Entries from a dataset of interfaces
----
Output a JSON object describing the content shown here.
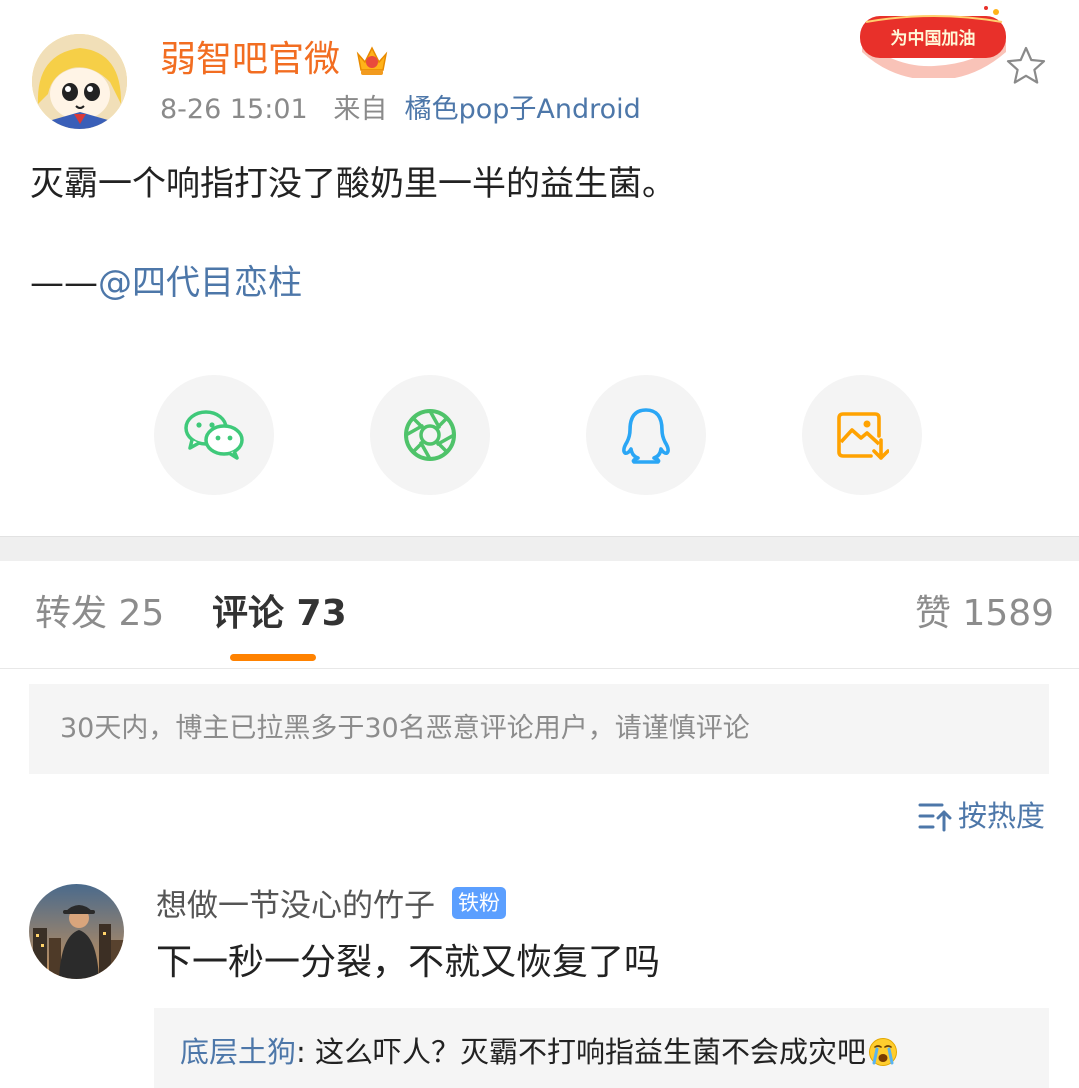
{
  "post": {
    "author": "弱智吧官微",
    "time": "8-26 15:01",
    "source_prefix": "来自",
    "source": "橘色pop子Android",
    "promo_text": "为中国加油",
    "text": "灭霸一个响指打没了酸奶里一半的益生菌。",
    "credit_prefix": "——",
    "credit_mention": "@四代目恋柱"
  },
  "share": [
    {
      "name": "wechat",
      "icon": "wechat-icon",
      "color": "#3fc97a"
    },
    {
      "name": "moments",
      "icon": "moments-icon",
      "color": "#4fc36a"
    },
    {
      "name": "qq",
      "icon": "qq-icon",
      "color": "#2aa6f5"
    },
    {
      "name": "save-image",
      "icon": "save-image-icon",
      "color": "#ffa200"
    }
  ],
  "tabs": {
    "repost": "转发 25",
    "comments": "评论 73",
    "likes": "赞 1589"
  },
  "notice": "30天内，博主已拉黑多于30名恶意评论用户，请谨慎评论",
  "sort_label": "按热度",
  "comment": {
    "user": "想做一节没心的竹子",
    "badge": "铁粉",
    "text": "下一秒一分裂，不就又恢复了吗",
    "reply_user": "底层土狗",
    "reply_sep": ": ",
    "reply_text": "这么吓人？灭霸不打响指益生菌不会成灾吧"
  },
  "colors": {
    "accent": "#ff8200",
    "name": "#f26d21",
    "link": "#4d77a9",
    "badge": "#5b9fff"
  }
}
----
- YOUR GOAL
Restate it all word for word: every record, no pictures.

- RESULT
Output a JSON object describing the content shown here.
{
  "post": {
    "author": "弱智吧官微",
    "time": "8-26 15:01",
    "source_prefix": "来自",
    "source": "橘色pop子Android",
    "promo_text": "为中国加油",
    "text": "灭霸一个响指打没了酸奶里一半的益生菌。",
    "credit_prefix": "——",
    "credit_mention": "@四代目恋柱"
  },
  "share": [
    {
      "name": "wechat",
      "icon": "wechat-icon",
      "color": "#3fc97a"
    },
    {
      "name": "moments",
      "icon": "moments-icon",
      "color": "#4fc36a"
    },
    {
      "name": "qq",
      "icon": "qq-icon",
      "color": "#2aa6f5"
    },
    {
      "name": "save-image",
      "icon": "save-image-icon",
      "color": "#ffa200"
    }
  ],
  "tabs": {
    "repost": "转发 25",
    "comments": "评论 73",
    "likes": "赞 1589"
  },
  "notice": "30天内，博主已拉黑多于30名恶意评论用户，请谨慎评论",
  "sort_label": "按热度",
  "comment": {
    "user": "想做一节没心的竹子",
    "badge": "铁粉",
    "text": "下一秒一分裂，不就又恢复了吗",
    "reply_user": "底层土狗",
    "reply_sep": ": ",
    "reply_text": "这么吓人？灭霸不打响指益生菌不会成灾吧"
  },
  "colors": {
    "accent": "#ff8200",
    "name": "#f26d21",
    "link": "#4d77a9",
    "badge": "#5b9fff"
  }
}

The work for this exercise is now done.